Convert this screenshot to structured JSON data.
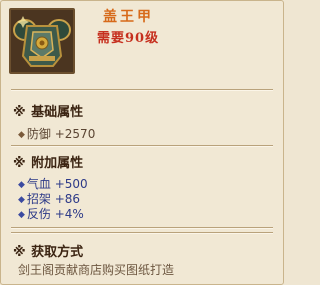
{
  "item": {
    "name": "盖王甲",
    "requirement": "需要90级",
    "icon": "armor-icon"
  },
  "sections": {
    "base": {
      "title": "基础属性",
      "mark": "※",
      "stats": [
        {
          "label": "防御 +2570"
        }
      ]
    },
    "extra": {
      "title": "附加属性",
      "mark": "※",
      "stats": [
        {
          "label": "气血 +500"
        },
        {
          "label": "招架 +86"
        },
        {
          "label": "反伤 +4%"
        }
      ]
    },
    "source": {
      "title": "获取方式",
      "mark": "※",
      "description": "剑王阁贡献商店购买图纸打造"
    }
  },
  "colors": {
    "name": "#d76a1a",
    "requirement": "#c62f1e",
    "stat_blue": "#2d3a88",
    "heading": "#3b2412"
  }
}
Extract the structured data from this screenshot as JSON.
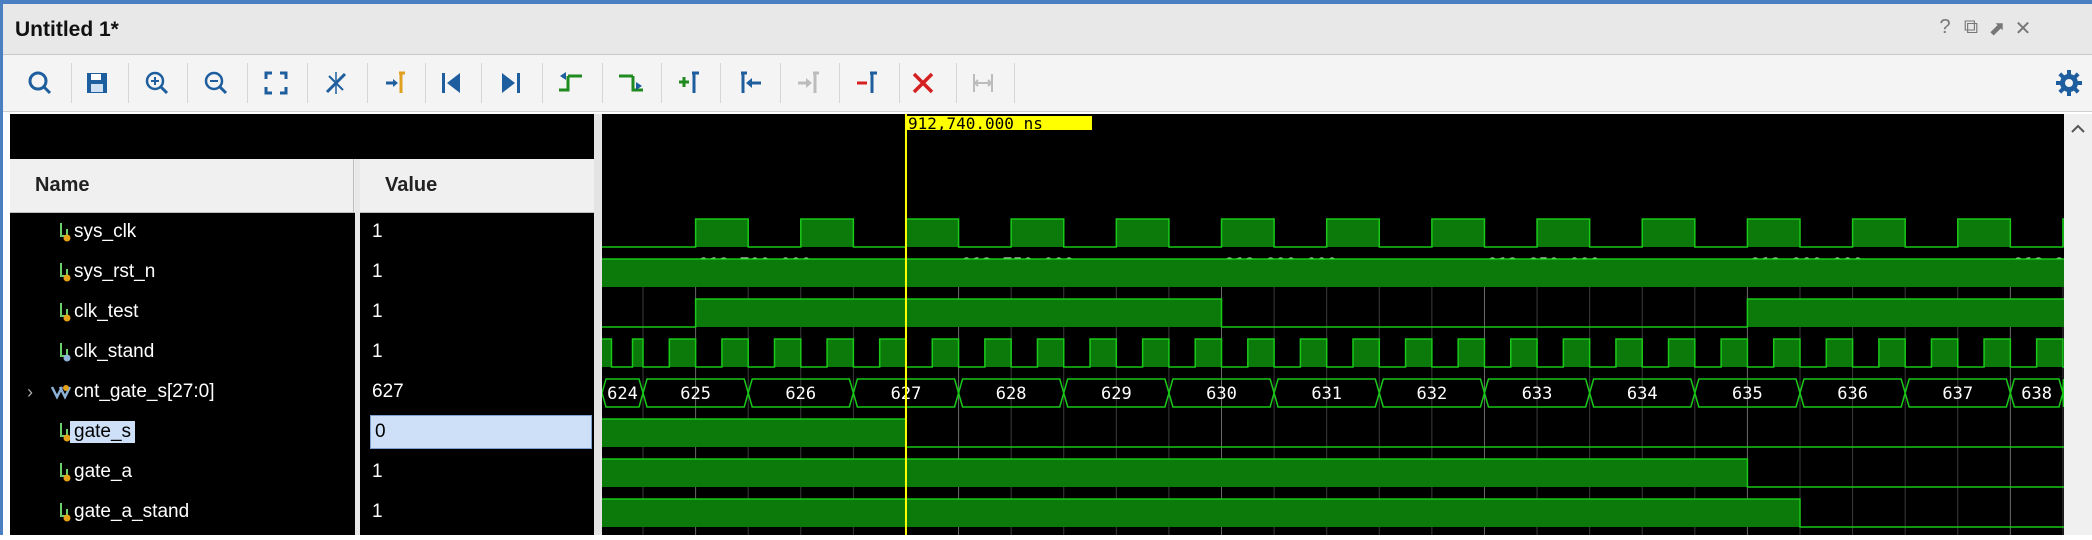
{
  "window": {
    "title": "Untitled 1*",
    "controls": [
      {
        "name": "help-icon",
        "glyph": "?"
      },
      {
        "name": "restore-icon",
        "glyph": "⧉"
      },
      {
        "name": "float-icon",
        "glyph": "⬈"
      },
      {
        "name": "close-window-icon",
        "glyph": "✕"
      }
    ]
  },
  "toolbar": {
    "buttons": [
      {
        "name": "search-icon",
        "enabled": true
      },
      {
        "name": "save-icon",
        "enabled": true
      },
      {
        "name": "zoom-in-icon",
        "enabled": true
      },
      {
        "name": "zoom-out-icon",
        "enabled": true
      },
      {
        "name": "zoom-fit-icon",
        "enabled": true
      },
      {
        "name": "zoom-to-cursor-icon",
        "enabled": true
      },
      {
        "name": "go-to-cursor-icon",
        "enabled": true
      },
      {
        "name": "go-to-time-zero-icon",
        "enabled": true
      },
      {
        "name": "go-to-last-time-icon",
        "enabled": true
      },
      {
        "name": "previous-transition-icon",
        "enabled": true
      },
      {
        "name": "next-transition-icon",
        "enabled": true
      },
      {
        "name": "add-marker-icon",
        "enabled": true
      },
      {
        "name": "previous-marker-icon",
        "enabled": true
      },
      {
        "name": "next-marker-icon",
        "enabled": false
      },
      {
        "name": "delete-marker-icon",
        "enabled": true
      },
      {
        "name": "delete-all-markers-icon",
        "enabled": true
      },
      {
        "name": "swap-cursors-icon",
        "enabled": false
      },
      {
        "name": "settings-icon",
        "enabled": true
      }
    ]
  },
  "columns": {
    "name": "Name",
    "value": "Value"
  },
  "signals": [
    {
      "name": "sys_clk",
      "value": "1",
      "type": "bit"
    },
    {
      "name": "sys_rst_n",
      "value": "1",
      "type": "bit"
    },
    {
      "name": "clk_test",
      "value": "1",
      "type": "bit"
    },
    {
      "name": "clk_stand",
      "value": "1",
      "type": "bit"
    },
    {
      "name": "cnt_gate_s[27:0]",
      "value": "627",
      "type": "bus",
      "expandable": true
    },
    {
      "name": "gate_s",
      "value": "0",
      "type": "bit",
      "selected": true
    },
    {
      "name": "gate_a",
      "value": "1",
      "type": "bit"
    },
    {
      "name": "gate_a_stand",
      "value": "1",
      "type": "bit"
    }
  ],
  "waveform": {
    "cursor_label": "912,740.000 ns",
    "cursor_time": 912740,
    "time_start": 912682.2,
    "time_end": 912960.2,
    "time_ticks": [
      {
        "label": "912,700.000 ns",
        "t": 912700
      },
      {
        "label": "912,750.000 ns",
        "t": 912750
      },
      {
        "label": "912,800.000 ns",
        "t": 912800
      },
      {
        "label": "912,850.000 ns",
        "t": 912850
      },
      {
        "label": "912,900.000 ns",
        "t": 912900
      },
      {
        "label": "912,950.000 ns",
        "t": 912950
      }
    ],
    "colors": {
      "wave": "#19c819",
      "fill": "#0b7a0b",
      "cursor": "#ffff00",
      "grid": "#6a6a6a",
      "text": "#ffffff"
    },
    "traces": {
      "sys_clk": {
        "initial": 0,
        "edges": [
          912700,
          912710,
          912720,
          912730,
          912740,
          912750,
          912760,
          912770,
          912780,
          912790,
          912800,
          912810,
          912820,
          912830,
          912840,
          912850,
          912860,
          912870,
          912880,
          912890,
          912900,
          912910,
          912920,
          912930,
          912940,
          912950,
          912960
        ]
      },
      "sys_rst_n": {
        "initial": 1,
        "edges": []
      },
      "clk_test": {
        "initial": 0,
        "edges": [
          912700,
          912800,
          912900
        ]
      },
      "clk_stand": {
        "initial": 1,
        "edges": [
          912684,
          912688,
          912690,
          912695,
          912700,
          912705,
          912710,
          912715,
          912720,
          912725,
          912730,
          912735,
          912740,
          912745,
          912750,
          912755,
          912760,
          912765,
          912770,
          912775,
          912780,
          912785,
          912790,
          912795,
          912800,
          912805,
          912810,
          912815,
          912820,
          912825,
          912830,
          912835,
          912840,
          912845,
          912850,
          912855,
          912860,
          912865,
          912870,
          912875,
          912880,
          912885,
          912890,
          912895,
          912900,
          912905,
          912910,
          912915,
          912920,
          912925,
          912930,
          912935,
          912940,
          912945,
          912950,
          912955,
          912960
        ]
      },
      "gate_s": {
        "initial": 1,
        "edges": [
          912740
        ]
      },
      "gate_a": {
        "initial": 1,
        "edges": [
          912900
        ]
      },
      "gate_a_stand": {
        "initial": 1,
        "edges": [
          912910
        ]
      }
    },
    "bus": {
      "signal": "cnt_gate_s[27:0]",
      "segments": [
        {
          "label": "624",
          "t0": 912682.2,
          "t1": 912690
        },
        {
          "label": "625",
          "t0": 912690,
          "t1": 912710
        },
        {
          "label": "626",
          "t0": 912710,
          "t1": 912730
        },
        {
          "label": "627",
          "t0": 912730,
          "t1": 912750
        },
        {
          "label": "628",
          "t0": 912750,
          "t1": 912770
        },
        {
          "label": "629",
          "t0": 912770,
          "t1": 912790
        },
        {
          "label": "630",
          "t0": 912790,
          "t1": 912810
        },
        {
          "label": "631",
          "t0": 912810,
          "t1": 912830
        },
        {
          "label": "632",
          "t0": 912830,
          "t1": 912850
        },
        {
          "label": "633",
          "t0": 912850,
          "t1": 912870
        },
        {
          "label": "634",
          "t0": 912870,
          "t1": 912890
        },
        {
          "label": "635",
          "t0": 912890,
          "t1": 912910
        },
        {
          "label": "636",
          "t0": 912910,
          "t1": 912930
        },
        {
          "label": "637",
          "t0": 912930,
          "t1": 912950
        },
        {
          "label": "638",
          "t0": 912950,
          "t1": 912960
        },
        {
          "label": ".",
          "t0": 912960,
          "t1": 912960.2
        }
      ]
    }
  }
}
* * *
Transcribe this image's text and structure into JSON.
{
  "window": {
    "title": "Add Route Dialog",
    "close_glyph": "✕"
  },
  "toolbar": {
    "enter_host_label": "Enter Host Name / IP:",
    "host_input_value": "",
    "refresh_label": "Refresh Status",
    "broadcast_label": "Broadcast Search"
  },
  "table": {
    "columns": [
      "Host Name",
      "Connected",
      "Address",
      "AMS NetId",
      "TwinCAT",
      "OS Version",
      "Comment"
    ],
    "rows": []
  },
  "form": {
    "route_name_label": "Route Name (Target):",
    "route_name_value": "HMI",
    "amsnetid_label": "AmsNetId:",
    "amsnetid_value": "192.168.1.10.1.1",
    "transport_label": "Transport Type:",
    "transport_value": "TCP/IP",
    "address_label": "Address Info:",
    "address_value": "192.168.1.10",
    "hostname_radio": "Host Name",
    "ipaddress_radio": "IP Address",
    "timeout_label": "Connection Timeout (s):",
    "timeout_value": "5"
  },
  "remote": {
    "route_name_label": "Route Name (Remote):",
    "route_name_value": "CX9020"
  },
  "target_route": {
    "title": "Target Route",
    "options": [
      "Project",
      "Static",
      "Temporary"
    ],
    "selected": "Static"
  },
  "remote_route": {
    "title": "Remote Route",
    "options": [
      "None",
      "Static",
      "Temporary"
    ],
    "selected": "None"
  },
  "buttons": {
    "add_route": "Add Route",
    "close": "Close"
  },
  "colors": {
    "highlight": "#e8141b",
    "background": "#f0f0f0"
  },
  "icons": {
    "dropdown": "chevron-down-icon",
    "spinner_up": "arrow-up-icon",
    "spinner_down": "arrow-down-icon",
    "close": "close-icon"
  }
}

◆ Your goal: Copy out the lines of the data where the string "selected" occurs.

◆ Exercise response:
      "selected": true
    "selected": "Static"
    "selected": "None"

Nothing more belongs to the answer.